> SOURCE MATERIAL

======

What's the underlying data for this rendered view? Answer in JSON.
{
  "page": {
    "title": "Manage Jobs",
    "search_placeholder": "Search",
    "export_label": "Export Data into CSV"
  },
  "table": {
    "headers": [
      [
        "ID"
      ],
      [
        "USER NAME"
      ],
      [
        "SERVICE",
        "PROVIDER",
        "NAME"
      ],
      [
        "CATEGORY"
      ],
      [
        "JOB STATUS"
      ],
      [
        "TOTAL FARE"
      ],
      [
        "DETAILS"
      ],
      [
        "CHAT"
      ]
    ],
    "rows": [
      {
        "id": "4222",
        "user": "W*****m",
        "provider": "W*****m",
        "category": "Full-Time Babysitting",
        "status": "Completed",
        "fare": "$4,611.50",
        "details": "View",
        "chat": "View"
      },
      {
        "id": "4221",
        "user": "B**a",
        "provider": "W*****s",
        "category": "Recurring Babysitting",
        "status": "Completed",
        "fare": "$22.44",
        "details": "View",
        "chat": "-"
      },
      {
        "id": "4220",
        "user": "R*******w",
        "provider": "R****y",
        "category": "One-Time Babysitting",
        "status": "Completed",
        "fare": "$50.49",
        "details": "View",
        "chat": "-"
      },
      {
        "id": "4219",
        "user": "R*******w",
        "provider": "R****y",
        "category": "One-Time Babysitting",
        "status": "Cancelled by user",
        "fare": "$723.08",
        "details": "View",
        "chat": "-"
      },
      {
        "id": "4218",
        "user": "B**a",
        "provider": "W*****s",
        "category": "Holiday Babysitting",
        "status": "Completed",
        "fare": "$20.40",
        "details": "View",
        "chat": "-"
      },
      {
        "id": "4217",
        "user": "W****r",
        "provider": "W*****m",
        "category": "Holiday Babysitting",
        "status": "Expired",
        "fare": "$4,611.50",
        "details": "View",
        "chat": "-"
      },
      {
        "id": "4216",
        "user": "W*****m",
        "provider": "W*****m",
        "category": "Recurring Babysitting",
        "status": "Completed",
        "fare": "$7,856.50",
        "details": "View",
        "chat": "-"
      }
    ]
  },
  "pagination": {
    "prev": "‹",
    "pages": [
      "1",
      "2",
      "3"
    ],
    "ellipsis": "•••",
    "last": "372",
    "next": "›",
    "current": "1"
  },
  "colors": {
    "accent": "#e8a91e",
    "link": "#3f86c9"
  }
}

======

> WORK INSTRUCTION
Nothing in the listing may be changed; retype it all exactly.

> RESULT FOR THIS EXERCISE
What's the underlying data for this rendered view? Answer in JSON.
{
  "page": {
    "title": "Manage Jobs",
    "search_placeholder": "Search",
    "export_label": "Export Data into CSV"
  },
  "table": {
    "headers": [
      [
        "ID"
      ],
      [
        "USER NAME"
      ],
      [
        "SERVICE",
        "PROVIDER",
        "NAME"
      ],
      [
        "CATEGORY"
      ],
      [
        "JOB STATUS"
      ],
      [
        "TOTAL FARE"
      ],
      [
        "DETAILS"
      ],
      [
        "CHAT"
      ]
    ],
    "rows": [
      {
        "id": "4222",
        "user": "W*****m",
        "provider": "W*****m",
        "category": "Full-Time Babysitting",
        "status": "Completed",
        "fare": "$4,611.50",
        "details": "View",
        "chat": "View"
      },
      {
        "id": "4221",
        "user": "B**a",
        "provider": "W*****s",
        "category": "Recurring Babysitting",
        "status": "Completed",
        "fare": "$22.44",
        "details": "View",
        "chat": "-"
      },
      {
        "id": "4220",
        "user": "R*******w",
        "provider": "R****y",
        "category": "One-Time Babysitting",
        "status": "Completed",
        "fare": "$50.49",
        "details": "View",
        "chat": "-"
      },
      {
        "id": "4219",
        "user": "R*******w",
        "provider": "R****y",
        "category": "One-Time Babysitting",
        "status": "Cancelled by user",
        "fare": "$723.08",
        "details": "View",
        "chat": "-"
      },
      {
        "id": "4218",
        "user": "B**a",
        "provider": "W*****s",
        "category": "Holiday Babysitting",
        "status": "Completed",
        "fare": "$20.40",
        "details": "View",
        "chat": "-"
      },
      {
        "id": "4217",
        "user": "W****r",
        "provider": "W*****m",
        "category": "Holiday Babysitting",
        "status": "Expired",
        "fare": "$4,611.50",
        "details": "View",
        "chat": "-"
      },
      {
        "id": "4216",
        "user": "W*****m",
        "provider": "W*****m",
        "category": "Recurring Babysitting",
        "status": "Completed",
        "fare": "$7,856.50",
        "details": "View",
        "chat": "-"
      }
    ]
  },
  "pagination": {
    "prev": "‹",
    "pages": [
      "1",
      "2",
      "3"
    ],
    "ellipsis": "•••",
    "last": "372",
    "next": "›",
    "current": "1"
  },
  "colors": {
    "accent": "#e8a91e",
    "link": "#3f86c9"
  }
}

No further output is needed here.